Requirement: This task calls for every entry below to be repeated exactly.

Items from an interface collection
==*==

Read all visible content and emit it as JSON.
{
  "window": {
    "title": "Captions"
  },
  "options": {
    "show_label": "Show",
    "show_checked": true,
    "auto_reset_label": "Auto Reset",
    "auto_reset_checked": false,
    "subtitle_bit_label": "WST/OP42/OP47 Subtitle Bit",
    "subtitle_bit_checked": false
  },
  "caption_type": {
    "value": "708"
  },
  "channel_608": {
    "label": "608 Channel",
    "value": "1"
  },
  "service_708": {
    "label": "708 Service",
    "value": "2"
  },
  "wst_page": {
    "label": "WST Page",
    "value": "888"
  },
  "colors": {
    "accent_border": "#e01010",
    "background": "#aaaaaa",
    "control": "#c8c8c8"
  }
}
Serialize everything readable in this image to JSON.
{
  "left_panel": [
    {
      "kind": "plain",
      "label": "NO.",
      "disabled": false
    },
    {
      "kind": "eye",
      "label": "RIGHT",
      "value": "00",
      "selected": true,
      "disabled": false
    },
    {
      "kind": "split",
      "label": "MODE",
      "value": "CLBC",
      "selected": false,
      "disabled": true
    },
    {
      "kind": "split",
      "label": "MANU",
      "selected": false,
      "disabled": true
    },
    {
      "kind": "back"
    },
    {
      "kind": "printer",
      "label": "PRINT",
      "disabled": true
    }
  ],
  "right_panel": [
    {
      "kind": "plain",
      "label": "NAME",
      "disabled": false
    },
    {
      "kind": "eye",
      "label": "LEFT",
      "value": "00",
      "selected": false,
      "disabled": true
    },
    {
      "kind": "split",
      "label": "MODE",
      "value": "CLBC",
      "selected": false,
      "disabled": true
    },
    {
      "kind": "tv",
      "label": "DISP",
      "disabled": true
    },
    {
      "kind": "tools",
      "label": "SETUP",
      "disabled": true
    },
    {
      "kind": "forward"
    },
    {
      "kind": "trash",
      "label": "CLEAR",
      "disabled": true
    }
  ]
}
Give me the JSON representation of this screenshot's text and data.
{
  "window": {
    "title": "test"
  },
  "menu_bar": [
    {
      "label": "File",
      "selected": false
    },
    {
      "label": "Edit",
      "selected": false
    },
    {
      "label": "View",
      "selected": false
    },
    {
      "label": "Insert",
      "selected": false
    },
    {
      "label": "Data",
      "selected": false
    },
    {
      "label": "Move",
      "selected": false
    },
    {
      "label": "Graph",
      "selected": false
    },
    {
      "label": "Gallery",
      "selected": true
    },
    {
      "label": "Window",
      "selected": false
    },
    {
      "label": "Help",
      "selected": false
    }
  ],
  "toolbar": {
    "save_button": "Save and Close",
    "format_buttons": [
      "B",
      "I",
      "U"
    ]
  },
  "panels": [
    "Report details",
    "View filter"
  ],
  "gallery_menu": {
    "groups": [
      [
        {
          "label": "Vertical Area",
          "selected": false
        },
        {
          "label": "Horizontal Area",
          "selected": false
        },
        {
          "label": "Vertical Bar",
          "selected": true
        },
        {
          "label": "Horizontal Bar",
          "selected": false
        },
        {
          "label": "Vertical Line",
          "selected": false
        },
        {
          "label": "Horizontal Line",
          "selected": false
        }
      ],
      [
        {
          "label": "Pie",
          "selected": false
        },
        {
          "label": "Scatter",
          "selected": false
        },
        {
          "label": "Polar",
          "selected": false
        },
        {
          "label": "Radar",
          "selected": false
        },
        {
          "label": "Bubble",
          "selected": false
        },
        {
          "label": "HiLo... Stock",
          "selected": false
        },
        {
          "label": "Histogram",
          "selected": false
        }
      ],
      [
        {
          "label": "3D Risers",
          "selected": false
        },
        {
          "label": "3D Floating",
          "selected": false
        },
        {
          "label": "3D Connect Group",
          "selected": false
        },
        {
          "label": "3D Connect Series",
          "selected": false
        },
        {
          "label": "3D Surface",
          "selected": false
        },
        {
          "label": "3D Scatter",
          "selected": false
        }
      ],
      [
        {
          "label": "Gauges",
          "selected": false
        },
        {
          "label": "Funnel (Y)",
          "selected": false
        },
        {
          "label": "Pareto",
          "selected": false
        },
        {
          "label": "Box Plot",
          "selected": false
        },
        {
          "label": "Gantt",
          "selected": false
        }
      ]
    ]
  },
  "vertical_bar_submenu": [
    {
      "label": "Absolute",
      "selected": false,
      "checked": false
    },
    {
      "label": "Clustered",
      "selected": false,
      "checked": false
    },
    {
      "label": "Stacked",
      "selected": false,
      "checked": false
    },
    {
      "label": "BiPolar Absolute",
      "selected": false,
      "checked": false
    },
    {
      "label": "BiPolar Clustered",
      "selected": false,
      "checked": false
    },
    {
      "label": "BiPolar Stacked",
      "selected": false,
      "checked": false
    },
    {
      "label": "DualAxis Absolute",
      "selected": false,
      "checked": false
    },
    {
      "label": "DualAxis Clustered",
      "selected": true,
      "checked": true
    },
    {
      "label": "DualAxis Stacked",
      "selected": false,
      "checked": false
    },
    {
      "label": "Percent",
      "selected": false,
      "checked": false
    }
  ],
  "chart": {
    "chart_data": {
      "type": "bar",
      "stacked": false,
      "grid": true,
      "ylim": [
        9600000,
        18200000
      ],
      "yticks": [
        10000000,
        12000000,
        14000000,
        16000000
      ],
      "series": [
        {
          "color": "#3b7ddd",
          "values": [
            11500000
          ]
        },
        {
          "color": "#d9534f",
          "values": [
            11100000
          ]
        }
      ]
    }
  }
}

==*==

Reply:
Read all visible content and emit it as JSON.
{
  "window": {
    "title": "Captions"
  },
  "options": {
    "show_label": "Show",
    "show_checked": true,
    "auto_reset_label": "Auto Reset",
    "auto_reset_checked": false,
    "subtitle_bit_label": "WST/OP42/OP47 Subtitle Bit",
    "subtitle_bit_checked": false
  },
  "caption_type": {
    "value": "708"
  },
  "channel_608": {
    "label": "608 Channel",
    "value": "1"
  },
  "service_708": {
    "label": "708 Service",
    "value": "2"
  },
  "wst_page": {
    "label": "WST Page",
    "value": "888"
  },
  "colors": {
    "accent_border": "#e01010",
    "background": "#aaaaaa",
    "control": "#c8c8c8"
  }
}
Serialize everything readable in this image to JSON.
{
  "left_panel": [
    {
      "kind": "plain",
      "label": "NO.",
      "disabled": false
    },
    {
      "kind": "eye",
      "label": "RIGHT",
      "value": "00",
      "selected": true,
      "disabled": false
    },
    {
      "kind": "split",
      "label": "MODE",
      "value": "CLBC",
      "selected": false,
      "disabled": true
    },
    {
      "kind": "split",
      "label": "MANU",
      "selected": false,
      "disabled": true
    },
    {
      "kind": "back"
    },
    {
      "kind": "printer",
      "label": "PRINT",
      "disabled": true
    }
  ],
  "right_panel": [
    {
      "kind": "plain",
      "label": "NAME",
      "disabled": false
    },
    {
      "kind": "eye",
      "label": "LEFT",
      "value": "00",
      "selected": false,
      "disabled": true
    },
    {
      "kind": "split",
      "label": "MODE",
      "value": "CLBC",
      "selected": false,
      "disabled": true
    },
    {
      "kind": "tv",
      "label": "DISP",
      "disabled": true
    },
    {
      "kind": "tools",
      "label": "SETUP",
      "disabled": true
    },
    {
      "kind": "forward"
    },
    {
      "kind": "trash",
      "label": "CLEAR",
      "disabled": true
    }
  ]
}
Give me the JSON representation of this screenshot's text and data.
{
  "window": {
    "title": "test"
  },
  "menu_bar": [
    {
      "label": "File",
      "selected": false
    },
    {
      "label": "Edit",
      "selected": false
    },
    {
      "label": "View",
      "selected": false
    },
    {
      "label": "Insert",
      "selected": false
    },
    {
      "label": "Data",
      "selected": false
    },
    {
      "label": "Move",
      "selected": false
    },
    {
      "label": "Graph",
      "selected": false
    },
    {
      "label": "Gallery",
      "selected": true
    },
    {
      "label": "Window",
      "selected": false
    },
    {
      "label": "Help",
      "selected": false
    }
  ],
  "toolbar": {
    "save_button": "Save and Close",
    "format_buttons": [
      "B",
      "I",
      "U"
    ]
  },
  "panels": [
    "Report details",
    "View filter"
  ],
  "gallery_menu": {
    "groups": [
      [
        {
          "label": "Vertical Area",
          "selected": false
        },
        {
          "label": "Horizontal Area",
          "selected": false
        },
        {
          "label": "Vertical Bar",
          "selected": true
        },
        {
          "label": "Horizontal Bar",
          "selected": false
        },
        {
          "label": "Vertical Line",
          "selected": false
        },
        {
          "label": "Horizontal Line",
          "selected": false
        }
      ],
      [
        {
          "label": "Pie",
          "selected": false
        },
        {
          "label": "Scatter",
          "selected": false
        },
        {
          "label": "Polar",
          "selected": false
        },
        {
          "label": "Radar",
          "selected": false
        },
        {
          "label": "Bubble",
          "selected": false
        },
        {
          "label": "HiLo... Stock",
          "selected": false
        },
        {
          "label": "Histogram",
          "selected": false
        }
      ],
      [
        {
          "label": "3D Risers",
          "selected": false
        },
        {
          "label": "3D Floating",
          "selected": false
        },
        {
          "label": "3D Connect Group",
          "selected": false
        },
        {
          "label": "3D Connect Series",
          "selected": false
        },
        {
          "label": "3D Surface",
          "selected": false
        },
        {
          "label": "3D Scatter",
          "selected": false
        }
      ],
      [
        {
          "label": "Gauges",
          "selected": false
        },
        {
          "label": "Funnel (Y)",
          "selected": false
        },
        {
          "label": "Pareto",
          "selected": false
        },
        {
          "label": "Box Plot",
          "selected": false
        },
        {
          "label": "Gantt",
          "selected": false
        }
      ]
    ]
  },
  "vertical_bar_submenu": [
    {
      "label": "Absolute",
      "selected": false,
      "checked": false
    },
    {
      "label": "Clustered",
      "selected": false,
      "checked": false
    },
    {
      "label": "Stacked",
      "selected": false,
      "checked": false
    },
    {
      "label": "BiPolar Absolute",
      "selected": false,
      "checked": false
    },
    {
      "label": "BiPolar Clustered",
      "selected": false,
      "checked": false
    },
    {
      "label": "BiPolar Stacked",
      "selected": false,
      "checked": false
    },
    {
      "label": "DualAxis Absolute",
      "selected": false,
      "checked": false
    },
    {
      "label": "DualAxis Clustered",
      "selected": true,
      "checked": true
    },
    {
      "label": "DualAxis Stacked",
      "selected": false,
      "checked": false
    },
    {
      "label": "Percent",
      "selected": false,
      "checked": false
    }
  ],
  "chart": {
    "chart_data": {
      "type": "bar",
      "stacked": false,
      "grid": true,
      "ylim": [
        9600000,
        18200000
      ],
      "yticks": [
        10000000,
        12000000,
        14000000,
        16000000
      ],
      "series": [
        {
          "color": "#3b7ddd",
          "values": [
            11500000
          ]
        },
        {
          "color": "#d9534f",
          "values": [
            11100000
          ]
        }
      ]
    }
  }
}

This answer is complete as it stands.